**WHAT IS NEEDED**: In the lines below, look for "their". Copy each line where it appears.

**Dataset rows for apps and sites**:
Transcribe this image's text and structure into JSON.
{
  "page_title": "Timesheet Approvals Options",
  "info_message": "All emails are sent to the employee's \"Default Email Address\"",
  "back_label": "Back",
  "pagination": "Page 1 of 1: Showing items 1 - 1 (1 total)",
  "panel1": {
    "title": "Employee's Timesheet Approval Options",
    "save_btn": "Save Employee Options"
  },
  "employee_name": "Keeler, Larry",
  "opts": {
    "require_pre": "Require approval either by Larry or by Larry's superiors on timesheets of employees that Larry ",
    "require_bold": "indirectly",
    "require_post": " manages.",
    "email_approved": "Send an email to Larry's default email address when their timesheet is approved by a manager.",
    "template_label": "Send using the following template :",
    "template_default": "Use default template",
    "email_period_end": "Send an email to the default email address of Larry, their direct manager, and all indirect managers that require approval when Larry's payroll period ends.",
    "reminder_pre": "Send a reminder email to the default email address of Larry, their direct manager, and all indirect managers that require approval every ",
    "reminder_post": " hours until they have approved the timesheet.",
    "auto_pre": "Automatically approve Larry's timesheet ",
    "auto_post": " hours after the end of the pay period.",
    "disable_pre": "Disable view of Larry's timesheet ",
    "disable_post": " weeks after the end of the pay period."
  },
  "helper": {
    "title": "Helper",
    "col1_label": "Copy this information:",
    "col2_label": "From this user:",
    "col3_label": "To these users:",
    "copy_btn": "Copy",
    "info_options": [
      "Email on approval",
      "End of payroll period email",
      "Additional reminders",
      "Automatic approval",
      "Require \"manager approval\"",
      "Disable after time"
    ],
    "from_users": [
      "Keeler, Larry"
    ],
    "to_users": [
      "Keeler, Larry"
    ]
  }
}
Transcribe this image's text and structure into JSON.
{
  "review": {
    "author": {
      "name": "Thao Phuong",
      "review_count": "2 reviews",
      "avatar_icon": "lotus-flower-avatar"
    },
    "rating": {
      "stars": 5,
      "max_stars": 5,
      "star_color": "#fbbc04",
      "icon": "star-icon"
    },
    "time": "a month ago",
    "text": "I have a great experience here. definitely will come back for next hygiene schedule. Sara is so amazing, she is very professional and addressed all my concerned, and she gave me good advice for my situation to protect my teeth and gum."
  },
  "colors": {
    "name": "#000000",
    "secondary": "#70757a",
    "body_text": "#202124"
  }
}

**SOLUTION FOR THIS TASK**:
    "email_approved": "Send an email to Larry's default email address when their timesheet is approved by a manager.",
    "email_period_end": "Send an email to the default email address of Larry, their direct manager, and all indirect managers that require approval when Larry's payroll period ends.",
    "reminder_pre": "Send a reminder email to the default email address of Larry, their direct manager, and all indirect managers that require approval every ",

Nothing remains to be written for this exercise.